You are aware that we adopted a decision in 2006 at the Banjul Conference relating to the representation in our partnerships. Several events have shown that whenever we have maintained our unity and spoken with one voice, we have won victories. The latest example is the election of the Director-General of WHO. This election affords me the opportunity to congratulate our compatriot, Dr. Teodros, on his brilliant election while wishing him every success in his new role.

I would like to assure him of our deep desire to work with him for the good of the African populace, especially in the area of health of women and young girls in Africa.

Despite the progress in the implementation of the Banjul decision, we have continued to project the image, on many occasions, of presenting ourselves in disparate ranks.

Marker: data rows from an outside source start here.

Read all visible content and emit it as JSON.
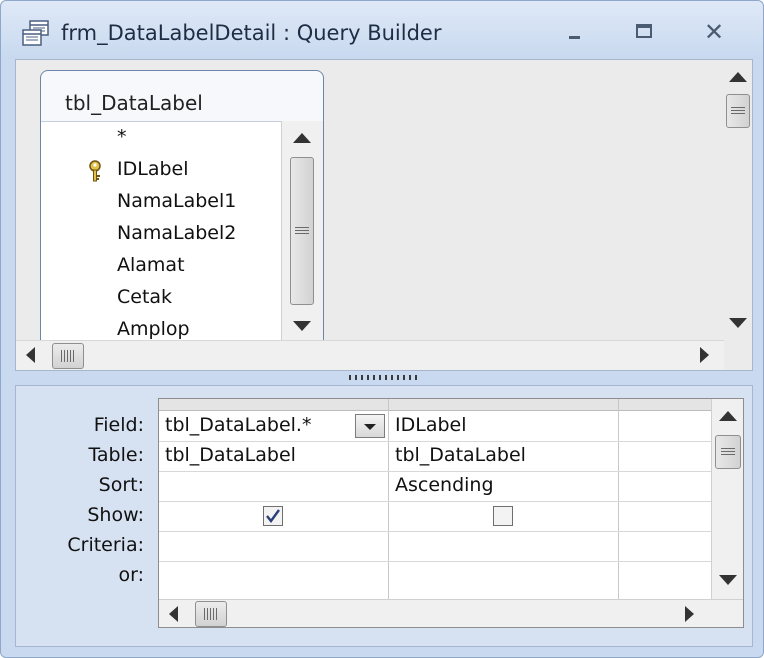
{
  "window": {
    "title": "frm_DataLabelDetail : Query Builder",
    "icon": "query-builder-icon",
    "controls": {
      "minimize": "minimize-icon",
      "maximize": "maximize-icon",
      "close": "✕"
    }
  },
  "table_box": {
    "title": "tbl_DataLabel",
    "fields": [
      {
        "label": "*"
      },
      {
        "label": "IDLabel",
        "primary_key": true
      },
      {
        "label": "NamaLabel1"
      },
      {
        "label": "NamaLabel2"
      },
      {
        "label": "Alamat"
      },
      {
        "label": "Cetak"
      },
      {
        "label": "Amplop"
      }
    ]
  },
  "grid": {
    "row_labels": {
      "field": "Field:",
      "table": "Table:",
      "sort": "Sort:",
      "show": "Show:",
      "criteria": "Criteria:",
      "or": "or:"
    },
    "columns": [
      {
        "field": "tbl_DataLabel.*",
        "table": "tbl_DataLabel",
        "sort": "",
        "show": true,
        "criteria": "",
        "or": ""
      },
      {
        "field": "IDLabel",
        "table": "tbl_DataLabel",
        "sort": "Ascending",
        "show": false,
        "criteria": "",
        "or": ""
      },
      {
        "field": "",
        "table": "",
        "sort": "",
        "show": false,
        "criteria": "",
        "or": ""
      }
    ]
  },
  "colors": {
    "frame": "#c9daf0",
    "upper_background": "#ebebeb",
    "lower_background": "#d6e2f2",
    "table_border": "#6e86a8"
  }
}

Some partners continue to encourage this situation by dealing with Africa in complete disregard of our choice to speak henceforth with one voice. We must stop endorsing this practice. If we do not do it ourselves, by abstaining from any conduct detrimental to our freely chosen options, how can we reproach others about their behaviour towards us?

Ladies and Gentlemen

The need to speak with one voice and the deficiencies noted in this area leads us to a substantive matter, the relationship between our decisions and our willingness to implement them in concrete terms. This is not the first time that I speak about the serious dichotomy between our decisions and their execution. The only difference is that today I take the measure of the phenomenon by finding myself personally confronted on a daily basis with its contradictory manifestations.

I know that the problem is not simple but we cannot continue to ignore its consequences on the moral health and credibility of our organisation.

There are two things. Either we take decisions and adopt the texts to apply them, or we defer the adoption of these decisions until we are ready to implement them.

The idea applies to all our sovereign choices, to our democratic choices, our electoral systems, our political governance, our economic choices, our current institutional reform, our rejection of external interference and our commitment to the principle of African solutions to African problems.

Ladies and Gentlemen,

The world around us is rapidly changing. Its excessive globalization imposes on us, with extreme severity, the imperative to act at speeds and sequences we do not control.

The extraordinary plurality of challenges and demands leave us with no other choice but to change our methods and styles of work and to reform ourselves quickly.

It is at this price and at this price only, that we can hope to maintain our balance in the storm.

I wish you successful deliberations.

Document Type: